Although Canadians continue to retire earlier than age 65, Statistics Canada reports that a significant number of workers are not ready to leave work and settle for the stereotypic rocking chair existence that used to epitomize retirement. The median age of retirement has dropped from 64.9 years between 1976 and 1980 to 61.0 years between 1996 and 2000. However, more than 255,200 Canadians at traditional retirement age were employed at the time of the 1996 Census -- that's 1 in 13 persons in this age group. As analysis of the 2001 Census data continues, demographers expect to see this proportion increase.
A recent Statistics Canada article summed up analysis of work patterns among Canada's most seasoned workers this way: “It seems very likely not only that working seniors (those over age 65) will account for a substantial proportion of the workforce in the near future, but that they may become the rule rather than the exception."

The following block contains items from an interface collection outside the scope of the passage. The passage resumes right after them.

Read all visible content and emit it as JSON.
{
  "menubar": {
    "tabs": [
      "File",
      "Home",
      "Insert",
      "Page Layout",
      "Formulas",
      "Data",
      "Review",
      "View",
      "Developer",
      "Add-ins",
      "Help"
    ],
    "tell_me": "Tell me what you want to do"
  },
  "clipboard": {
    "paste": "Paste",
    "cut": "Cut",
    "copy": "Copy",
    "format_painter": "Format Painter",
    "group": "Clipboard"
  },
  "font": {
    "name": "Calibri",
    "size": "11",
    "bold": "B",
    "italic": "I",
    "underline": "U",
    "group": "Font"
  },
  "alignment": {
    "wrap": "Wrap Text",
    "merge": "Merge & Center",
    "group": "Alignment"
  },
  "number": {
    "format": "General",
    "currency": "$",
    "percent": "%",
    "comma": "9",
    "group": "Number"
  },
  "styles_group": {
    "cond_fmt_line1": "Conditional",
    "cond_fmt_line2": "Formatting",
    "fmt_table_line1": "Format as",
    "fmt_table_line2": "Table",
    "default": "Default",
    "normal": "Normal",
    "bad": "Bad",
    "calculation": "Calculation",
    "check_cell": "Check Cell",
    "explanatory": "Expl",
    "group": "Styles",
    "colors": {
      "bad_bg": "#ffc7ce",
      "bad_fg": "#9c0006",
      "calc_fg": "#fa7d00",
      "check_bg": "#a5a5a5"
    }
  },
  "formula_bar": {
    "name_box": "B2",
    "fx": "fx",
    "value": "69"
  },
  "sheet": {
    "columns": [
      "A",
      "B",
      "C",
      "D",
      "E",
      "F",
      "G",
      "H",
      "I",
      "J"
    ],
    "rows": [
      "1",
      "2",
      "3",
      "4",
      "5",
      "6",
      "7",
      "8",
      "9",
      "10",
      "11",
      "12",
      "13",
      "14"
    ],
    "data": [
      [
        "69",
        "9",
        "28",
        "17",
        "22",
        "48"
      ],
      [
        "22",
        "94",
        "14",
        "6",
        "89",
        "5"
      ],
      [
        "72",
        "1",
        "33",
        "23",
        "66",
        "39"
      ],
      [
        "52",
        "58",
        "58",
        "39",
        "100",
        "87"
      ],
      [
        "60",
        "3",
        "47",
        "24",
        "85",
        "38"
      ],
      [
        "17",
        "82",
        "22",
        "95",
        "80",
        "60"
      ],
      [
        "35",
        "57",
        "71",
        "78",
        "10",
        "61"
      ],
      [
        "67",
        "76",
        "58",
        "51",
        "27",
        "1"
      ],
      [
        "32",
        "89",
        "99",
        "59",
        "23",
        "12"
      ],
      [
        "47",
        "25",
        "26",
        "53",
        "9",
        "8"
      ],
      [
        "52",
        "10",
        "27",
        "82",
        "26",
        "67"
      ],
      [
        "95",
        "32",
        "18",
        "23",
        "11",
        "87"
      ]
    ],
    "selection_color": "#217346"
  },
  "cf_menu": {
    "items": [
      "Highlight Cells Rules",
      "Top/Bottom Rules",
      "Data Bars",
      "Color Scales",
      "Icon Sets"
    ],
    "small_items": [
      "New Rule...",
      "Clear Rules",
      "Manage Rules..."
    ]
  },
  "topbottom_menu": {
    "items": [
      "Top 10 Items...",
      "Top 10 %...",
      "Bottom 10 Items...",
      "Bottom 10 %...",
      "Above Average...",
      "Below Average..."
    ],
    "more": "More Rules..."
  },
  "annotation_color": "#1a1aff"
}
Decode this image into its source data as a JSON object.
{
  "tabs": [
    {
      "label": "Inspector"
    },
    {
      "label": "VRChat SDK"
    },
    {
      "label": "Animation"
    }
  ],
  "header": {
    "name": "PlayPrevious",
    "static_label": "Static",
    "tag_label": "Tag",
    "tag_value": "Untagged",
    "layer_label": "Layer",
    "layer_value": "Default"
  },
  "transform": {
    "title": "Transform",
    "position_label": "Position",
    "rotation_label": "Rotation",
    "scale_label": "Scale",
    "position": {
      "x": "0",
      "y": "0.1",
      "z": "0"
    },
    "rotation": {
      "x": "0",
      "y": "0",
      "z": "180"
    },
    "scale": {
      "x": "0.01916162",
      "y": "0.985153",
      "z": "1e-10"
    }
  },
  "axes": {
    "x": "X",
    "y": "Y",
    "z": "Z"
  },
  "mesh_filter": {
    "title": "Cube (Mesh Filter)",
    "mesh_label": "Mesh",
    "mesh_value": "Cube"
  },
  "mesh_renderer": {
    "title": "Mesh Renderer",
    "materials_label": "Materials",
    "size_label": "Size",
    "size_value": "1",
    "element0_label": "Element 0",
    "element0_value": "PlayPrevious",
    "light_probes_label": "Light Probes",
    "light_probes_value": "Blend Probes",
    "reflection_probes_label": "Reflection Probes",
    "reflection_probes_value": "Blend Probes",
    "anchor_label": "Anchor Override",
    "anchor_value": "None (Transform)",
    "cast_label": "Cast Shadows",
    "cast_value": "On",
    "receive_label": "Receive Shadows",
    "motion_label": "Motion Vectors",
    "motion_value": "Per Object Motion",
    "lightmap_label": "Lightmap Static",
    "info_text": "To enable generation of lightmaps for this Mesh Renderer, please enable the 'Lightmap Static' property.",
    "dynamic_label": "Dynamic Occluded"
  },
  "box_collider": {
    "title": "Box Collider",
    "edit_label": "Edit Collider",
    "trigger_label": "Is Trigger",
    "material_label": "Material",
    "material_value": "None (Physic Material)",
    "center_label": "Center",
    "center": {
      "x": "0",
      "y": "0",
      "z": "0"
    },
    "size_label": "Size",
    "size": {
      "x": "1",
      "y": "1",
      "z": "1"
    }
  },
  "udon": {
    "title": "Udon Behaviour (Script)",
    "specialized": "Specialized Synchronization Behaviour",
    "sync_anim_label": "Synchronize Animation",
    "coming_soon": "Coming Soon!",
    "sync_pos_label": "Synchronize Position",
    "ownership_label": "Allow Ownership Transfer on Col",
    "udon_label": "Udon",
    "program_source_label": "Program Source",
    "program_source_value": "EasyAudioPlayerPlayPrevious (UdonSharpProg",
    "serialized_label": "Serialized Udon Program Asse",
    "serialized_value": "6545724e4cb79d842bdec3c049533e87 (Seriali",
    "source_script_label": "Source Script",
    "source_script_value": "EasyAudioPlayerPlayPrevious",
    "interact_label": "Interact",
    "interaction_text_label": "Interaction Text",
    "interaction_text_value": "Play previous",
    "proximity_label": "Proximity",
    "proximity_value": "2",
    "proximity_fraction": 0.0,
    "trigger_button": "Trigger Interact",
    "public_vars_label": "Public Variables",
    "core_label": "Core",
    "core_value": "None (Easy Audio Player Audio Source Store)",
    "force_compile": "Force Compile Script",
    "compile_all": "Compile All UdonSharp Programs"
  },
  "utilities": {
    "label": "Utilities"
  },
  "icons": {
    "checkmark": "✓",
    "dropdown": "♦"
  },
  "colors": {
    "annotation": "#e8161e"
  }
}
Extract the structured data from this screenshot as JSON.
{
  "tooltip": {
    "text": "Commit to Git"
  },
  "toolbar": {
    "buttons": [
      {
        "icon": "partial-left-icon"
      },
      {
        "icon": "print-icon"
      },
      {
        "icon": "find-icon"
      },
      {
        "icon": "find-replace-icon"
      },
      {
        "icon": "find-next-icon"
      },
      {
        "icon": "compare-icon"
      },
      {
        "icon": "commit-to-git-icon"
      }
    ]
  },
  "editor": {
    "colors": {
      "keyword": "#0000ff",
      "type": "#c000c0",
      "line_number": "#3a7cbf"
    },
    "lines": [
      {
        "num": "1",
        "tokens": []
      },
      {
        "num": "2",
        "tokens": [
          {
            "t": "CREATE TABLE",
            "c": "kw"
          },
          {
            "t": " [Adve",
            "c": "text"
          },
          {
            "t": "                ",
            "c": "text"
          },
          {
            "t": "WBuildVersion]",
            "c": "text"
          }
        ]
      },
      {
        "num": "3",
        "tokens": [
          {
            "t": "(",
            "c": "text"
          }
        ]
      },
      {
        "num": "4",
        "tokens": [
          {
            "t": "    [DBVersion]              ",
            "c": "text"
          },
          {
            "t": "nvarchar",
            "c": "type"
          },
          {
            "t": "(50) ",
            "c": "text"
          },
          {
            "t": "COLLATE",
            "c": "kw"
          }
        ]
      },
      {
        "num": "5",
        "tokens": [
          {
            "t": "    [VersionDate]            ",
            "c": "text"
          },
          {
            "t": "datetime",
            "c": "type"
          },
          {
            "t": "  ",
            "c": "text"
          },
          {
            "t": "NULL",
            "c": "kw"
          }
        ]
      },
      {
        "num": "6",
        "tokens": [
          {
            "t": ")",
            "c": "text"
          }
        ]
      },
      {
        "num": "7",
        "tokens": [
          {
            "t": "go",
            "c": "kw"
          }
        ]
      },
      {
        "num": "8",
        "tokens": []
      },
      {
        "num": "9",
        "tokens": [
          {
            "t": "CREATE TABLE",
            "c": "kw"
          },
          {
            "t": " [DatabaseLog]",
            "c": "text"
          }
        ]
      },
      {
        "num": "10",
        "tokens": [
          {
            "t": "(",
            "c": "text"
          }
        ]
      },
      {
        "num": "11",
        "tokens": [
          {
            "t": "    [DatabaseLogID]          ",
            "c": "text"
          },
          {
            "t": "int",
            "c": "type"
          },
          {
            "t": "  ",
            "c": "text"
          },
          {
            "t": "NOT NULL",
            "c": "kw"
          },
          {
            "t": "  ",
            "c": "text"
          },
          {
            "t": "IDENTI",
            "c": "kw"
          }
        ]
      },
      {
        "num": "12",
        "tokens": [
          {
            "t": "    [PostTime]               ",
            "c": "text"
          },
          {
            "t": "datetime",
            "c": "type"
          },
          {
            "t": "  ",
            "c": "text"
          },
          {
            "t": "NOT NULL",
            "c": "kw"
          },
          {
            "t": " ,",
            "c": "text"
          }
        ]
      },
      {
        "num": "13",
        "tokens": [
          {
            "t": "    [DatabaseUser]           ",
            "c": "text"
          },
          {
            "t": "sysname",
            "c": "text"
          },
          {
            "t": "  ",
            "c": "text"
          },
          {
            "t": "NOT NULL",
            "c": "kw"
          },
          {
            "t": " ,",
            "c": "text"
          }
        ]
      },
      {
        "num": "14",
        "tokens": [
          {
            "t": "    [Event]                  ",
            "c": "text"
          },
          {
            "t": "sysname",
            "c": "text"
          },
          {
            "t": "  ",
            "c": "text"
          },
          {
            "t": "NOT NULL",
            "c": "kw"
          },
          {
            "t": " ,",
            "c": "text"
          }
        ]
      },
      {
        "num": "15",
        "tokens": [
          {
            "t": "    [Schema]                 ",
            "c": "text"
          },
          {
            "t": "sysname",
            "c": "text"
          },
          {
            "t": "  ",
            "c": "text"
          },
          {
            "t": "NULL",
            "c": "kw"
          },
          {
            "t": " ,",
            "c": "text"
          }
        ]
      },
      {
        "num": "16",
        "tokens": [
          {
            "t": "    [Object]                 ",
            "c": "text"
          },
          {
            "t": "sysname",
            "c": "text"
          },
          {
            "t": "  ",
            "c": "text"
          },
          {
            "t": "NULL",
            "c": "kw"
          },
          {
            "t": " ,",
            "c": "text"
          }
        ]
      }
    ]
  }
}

Those working after age 65 were almost four times more likely to be self-employed than their younger counterparts. In 1996, 46% of +65 employed persons were self-employed compared with only 13% of workers aged 15 to 64. If this pattern continues, home-based businesses may become an increasingly popular aspect of retirement. As well as offering a convenient work site, home-based businesses provide credibility, income and tax deduction benefits that may allow a higher standard of living and accommodation than is common today for many retirees.
How you live and work will have a bearing on your health, level of activity and financial stability later in life. For example, Stats Can explains that “because farmers usually live where they work, they tend to stay active on their farms longer than others in the labour force...some farmers remain involved in farming with their adult children, while others may enter agriculture as a hobby after retiring from the general labour force." Occupations with workplace and time flexibility like sales and accounting are also popular with mature workers.
Instead of settling for traditional retirement housing that isolates retirees from the mainstream, you may want to stay where you are or relocate for other reasons later in life. You may want to or need to work or start a business, so considering employment choices when selecting the type of housing and location may be essential.
The growing popularity of alternative work arrangements, including self-employment, home-based businesses, flex and part-time employment and online activities, make staying at work increasingly attractive for those determined to stay active and independent. The government expects Canada's large, well-educated and aging baby boom (those born between 1947 and 1966) to fuel this trend further.
By 2012, the first wave of baby boomers will begin turning 65. By then, that arbitrary age may no longer mark an ending or a milestone in careers and employment. As work continues to play a role in all phases of life, questions about where and how we will live become more relevant. What changes will we see in housing design and home ownership in the process?
It's never too early to begin thinking about what type of housing will best support your plans for future employment or business ventures.